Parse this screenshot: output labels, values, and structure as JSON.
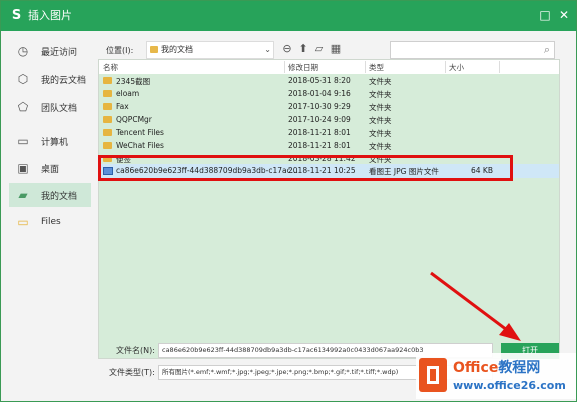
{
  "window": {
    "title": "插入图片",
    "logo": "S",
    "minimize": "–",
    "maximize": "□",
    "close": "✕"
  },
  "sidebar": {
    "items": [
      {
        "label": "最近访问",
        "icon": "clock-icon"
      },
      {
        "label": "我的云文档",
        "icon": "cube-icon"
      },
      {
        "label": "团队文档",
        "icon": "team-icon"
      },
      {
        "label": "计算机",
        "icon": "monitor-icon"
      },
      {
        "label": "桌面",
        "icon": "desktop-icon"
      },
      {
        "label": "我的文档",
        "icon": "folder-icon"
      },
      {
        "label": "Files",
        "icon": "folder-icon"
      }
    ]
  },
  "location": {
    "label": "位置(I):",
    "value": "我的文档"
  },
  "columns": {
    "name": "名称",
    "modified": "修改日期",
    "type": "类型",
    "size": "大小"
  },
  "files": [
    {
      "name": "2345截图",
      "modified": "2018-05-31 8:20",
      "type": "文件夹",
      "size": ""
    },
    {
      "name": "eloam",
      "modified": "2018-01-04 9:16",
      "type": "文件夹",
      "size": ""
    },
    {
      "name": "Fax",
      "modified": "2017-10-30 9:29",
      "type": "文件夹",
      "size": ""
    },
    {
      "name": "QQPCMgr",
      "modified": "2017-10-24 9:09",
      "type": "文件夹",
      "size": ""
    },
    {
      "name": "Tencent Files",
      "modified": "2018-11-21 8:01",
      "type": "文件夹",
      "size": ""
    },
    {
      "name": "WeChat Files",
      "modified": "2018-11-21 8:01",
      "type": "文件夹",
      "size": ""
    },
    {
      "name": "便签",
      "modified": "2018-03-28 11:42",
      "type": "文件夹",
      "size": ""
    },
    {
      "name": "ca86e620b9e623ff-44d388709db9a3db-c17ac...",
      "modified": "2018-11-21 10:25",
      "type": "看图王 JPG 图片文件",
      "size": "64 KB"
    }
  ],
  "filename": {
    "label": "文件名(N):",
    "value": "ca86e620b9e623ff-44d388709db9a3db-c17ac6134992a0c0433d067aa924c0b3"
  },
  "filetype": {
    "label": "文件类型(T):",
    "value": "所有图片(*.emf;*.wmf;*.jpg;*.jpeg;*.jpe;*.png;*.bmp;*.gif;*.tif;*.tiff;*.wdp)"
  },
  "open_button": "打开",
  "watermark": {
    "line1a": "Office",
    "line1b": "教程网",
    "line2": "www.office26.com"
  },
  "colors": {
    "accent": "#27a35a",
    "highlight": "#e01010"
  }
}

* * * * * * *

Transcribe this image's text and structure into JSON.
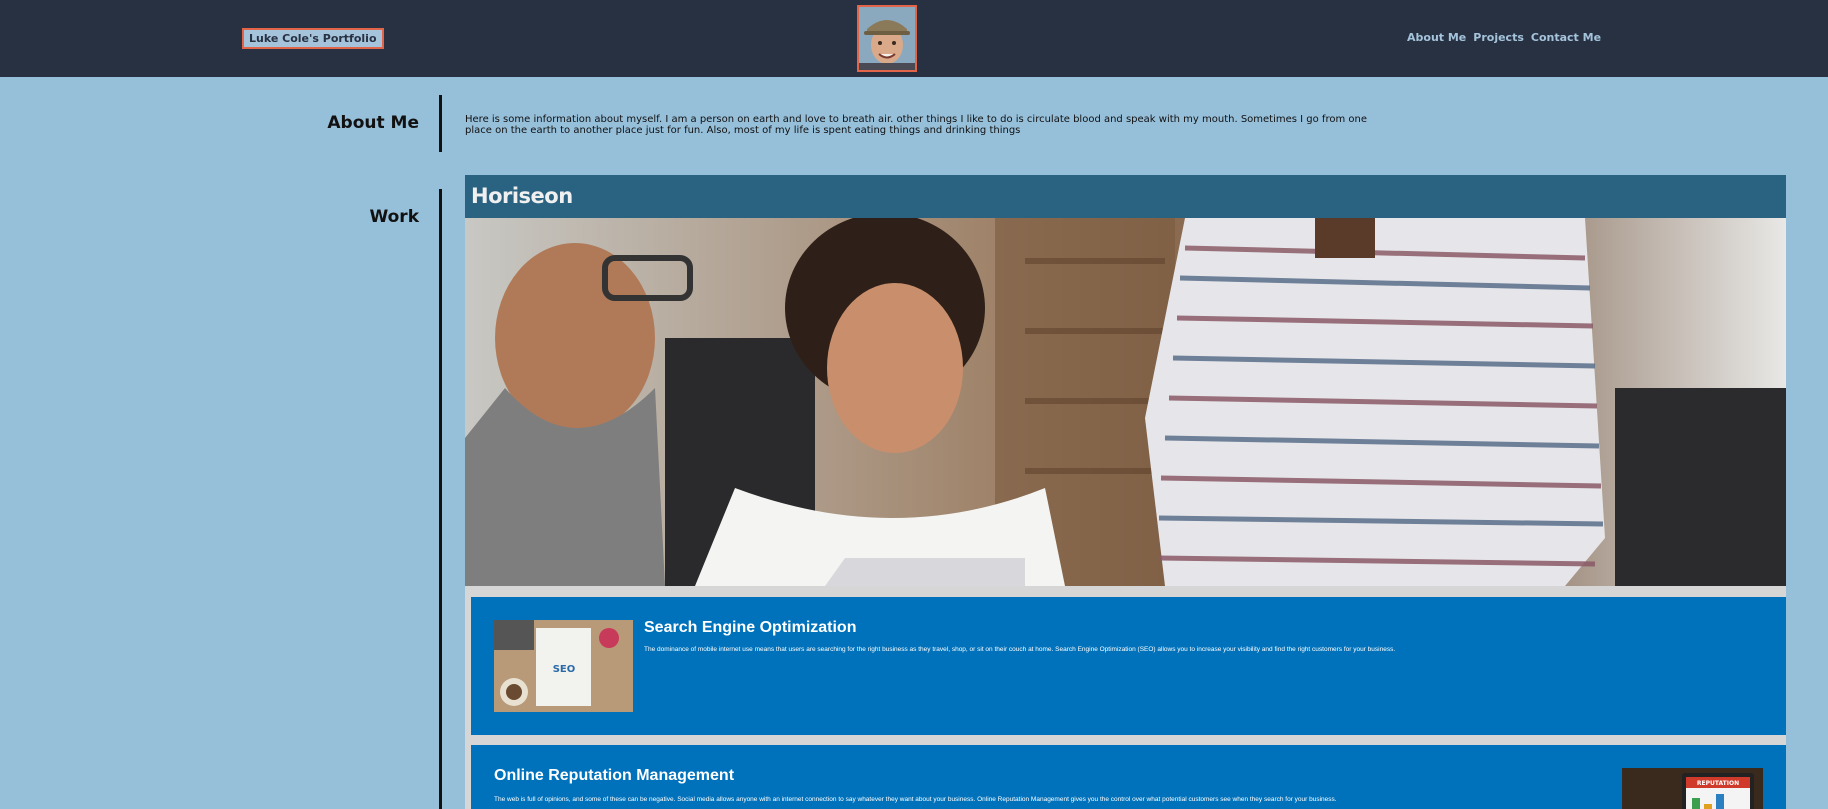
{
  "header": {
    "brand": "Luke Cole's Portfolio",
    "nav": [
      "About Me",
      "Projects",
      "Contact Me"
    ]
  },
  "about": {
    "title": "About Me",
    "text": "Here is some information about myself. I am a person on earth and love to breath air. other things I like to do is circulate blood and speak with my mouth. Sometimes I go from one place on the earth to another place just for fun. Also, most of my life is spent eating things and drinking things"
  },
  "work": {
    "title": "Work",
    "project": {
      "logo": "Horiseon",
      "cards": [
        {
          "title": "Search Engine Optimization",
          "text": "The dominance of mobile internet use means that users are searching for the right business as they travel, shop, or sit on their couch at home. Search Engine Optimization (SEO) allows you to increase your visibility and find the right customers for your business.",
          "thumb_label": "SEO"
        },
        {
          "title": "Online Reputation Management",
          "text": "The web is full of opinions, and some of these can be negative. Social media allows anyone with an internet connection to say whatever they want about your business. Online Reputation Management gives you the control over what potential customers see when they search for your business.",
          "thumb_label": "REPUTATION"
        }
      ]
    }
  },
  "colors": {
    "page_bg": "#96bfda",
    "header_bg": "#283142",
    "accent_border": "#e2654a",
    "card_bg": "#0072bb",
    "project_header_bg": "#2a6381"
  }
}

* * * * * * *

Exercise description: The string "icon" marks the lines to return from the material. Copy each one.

Solution to this exercise:
        "icon": "clock-icon"
        "icon": "cube-icon"
        "icon": "team-icon"
        "icon": "monitor-icon"
        "icon": "desktop-icon"
        "icon": "folder-icon"
        "icon": "folder-icon"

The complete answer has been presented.